Celluloid, a light, elastic, waterproof and unbreakable material, is used in a wide variety of applications. It is widely used in the production of writing instruments because of its comfortable and velvety feel, and its ability to take on different colours.
Celluloid doesn’t only offer endless possibilities in terms of colours, it can also be combined with other elements such as mother-of-pearl and ivory inserts, coloured powders and metallic threads. Moreover, it can be marbled, striped or laminated. But what are the origins of this multifaceted and unique material?
Many different names for a single material
Developed around 1863, celluloid is made by mixing cellulose with nitric acid and camphor alcohol. From a soft, malleable material, it becomes rigid and strong after going through a drying process to remove residual moisture.
As is often the case, the brand who patented the material, in this case the Celluloid Manufacturing Company, becomes the recognised name of the product. But, over the years, the most renowned pen manufacturers have given celluloid different and imaginative names to truly make it their own. To cite but a few examples, Parker calls it Permanite; Sheaffer, Radite; Carter, named its mix of celluloid and mother-of-pearl, Pearltex.

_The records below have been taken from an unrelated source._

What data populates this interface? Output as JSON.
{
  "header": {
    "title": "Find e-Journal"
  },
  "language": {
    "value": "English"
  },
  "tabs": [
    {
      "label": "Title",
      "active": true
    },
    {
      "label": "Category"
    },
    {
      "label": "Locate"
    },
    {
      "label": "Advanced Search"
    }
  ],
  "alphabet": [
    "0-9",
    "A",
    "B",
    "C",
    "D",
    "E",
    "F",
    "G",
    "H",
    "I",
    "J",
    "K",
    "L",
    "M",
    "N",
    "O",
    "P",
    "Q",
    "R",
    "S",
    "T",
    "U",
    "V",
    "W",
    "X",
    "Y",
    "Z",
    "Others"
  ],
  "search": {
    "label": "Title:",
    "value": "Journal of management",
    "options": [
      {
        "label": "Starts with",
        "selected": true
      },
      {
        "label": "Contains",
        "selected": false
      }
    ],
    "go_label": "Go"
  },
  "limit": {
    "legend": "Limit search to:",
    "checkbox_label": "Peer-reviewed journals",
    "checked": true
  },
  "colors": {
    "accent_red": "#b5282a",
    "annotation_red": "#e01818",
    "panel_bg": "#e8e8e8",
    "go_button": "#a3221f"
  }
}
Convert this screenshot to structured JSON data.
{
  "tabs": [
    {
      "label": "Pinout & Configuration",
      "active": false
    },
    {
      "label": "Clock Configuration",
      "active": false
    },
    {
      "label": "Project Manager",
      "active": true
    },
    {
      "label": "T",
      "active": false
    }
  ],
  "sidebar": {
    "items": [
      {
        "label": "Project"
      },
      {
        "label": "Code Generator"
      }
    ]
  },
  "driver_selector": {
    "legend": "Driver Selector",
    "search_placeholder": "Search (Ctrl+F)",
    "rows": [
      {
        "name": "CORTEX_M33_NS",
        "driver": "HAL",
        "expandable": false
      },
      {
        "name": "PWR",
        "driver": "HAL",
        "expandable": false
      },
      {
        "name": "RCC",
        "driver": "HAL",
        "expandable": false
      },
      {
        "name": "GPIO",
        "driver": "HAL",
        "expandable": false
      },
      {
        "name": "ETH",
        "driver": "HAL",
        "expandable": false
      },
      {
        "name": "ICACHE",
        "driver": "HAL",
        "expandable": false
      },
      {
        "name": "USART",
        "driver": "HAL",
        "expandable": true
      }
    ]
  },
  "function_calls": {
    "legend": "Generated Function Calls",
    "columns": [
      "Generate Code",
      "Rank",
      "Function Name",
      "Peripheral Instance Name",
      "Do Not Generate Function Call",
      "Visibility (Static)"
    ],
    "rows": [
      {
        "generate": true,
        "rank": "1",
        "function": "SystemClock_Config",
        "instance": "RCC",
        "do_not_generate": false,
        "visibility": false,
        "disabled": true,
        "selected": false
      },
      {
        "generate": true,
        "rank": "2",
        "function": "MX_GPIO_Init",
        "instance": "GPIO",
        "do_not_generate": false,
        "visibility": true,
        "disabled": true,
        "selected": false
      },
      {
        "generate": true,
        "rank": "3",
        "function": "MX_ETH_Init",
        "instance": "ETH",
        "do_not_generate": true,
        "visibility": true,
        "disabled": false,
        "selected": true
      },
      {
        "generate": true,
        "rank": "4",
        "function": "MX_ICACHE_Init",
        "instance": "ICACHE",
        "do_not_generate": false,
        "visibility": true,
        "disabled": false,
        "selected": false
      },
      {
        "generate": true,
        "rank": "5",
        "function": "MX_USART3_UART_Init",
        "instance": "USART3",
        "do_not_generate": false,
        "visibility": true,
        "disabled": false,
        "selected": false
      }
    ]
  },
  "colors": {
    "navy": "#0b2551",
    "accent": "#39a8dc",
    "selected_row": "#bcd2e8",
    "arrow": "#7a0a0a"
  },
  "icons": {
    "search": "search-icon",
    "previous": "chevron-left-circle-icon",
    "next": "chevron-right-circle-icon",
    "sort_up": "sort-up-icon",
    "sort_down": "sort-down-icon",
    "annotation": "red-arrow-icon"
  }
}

For some, the first specimen produced with celluloid is the Lifetime, developed in 1924 by Sheaffer. This pen, with a particularly rigid nib, was very well suited to office tasks. For others, the first manufacturer to exploit this miraculous material on a large scale was LeBoeuf, who started using it to design pipes in 1920. For others still, one of the first fountain pens to be forged from celluloid was Waterman’s Patrician, available as early as 1929 in various colours, including turquoise, agate and emerald.
A recent story
The story of celluloid began at the end of the 19th century thanks to an English chemist who, following his intuition, created a semi-synthetic material. Alexander Parkes‘ Parkesine was later better known as Xylonite. A few years later, the baton was passed to the Hyatts, the American brothers who patented the formula for cellulose nitrate, the first form of celluloid as we know it today. The initial aim of this new material was to replace the ivory used to make billiard balls, but the result was an unexpected success in dentistry.
The 20th century was definitely the golden age of celluloid. This plastic material used in the construction of aeroplanes and cinema film. In the 1940s, however, with the great success of plastic resins, celluloid was abandoned by commercial pen manufacturers, while it continued to be chosen by the most prestigious brands for the creation of limited edition fountain pens.
The Asia Collection
Visconti is one of the historic brands that have kept the tradition of celluloid pens alive. The Asia collection is a perfect example of how this material can be both expressive and functional. The inspiration for this limited edition fountain pen comes from the inseparable bond between man and nature in the Asian philosophy.
In order to physically represent this connection, Visconti chose the shape of bamboo, a plant known for its ability to fight air pollution, as inspiration. As strong and flexible as bamboo, celluloid is the material that best adapts to various writing needs and contexts: it embodies a fluidity of thought that embraces new perspectives and cultures.
The barrel and cap are made of stacked coloured celluloid elements that create a perfect chromatic balance that evokes an oriental style. The unconventional design of the Asia fountain pen is therefore an emblem of the harmony in which man and nature can coexist, demonstrating that even a plastic material such as celluloid, if skilfully worked, can fit into a completely natural context.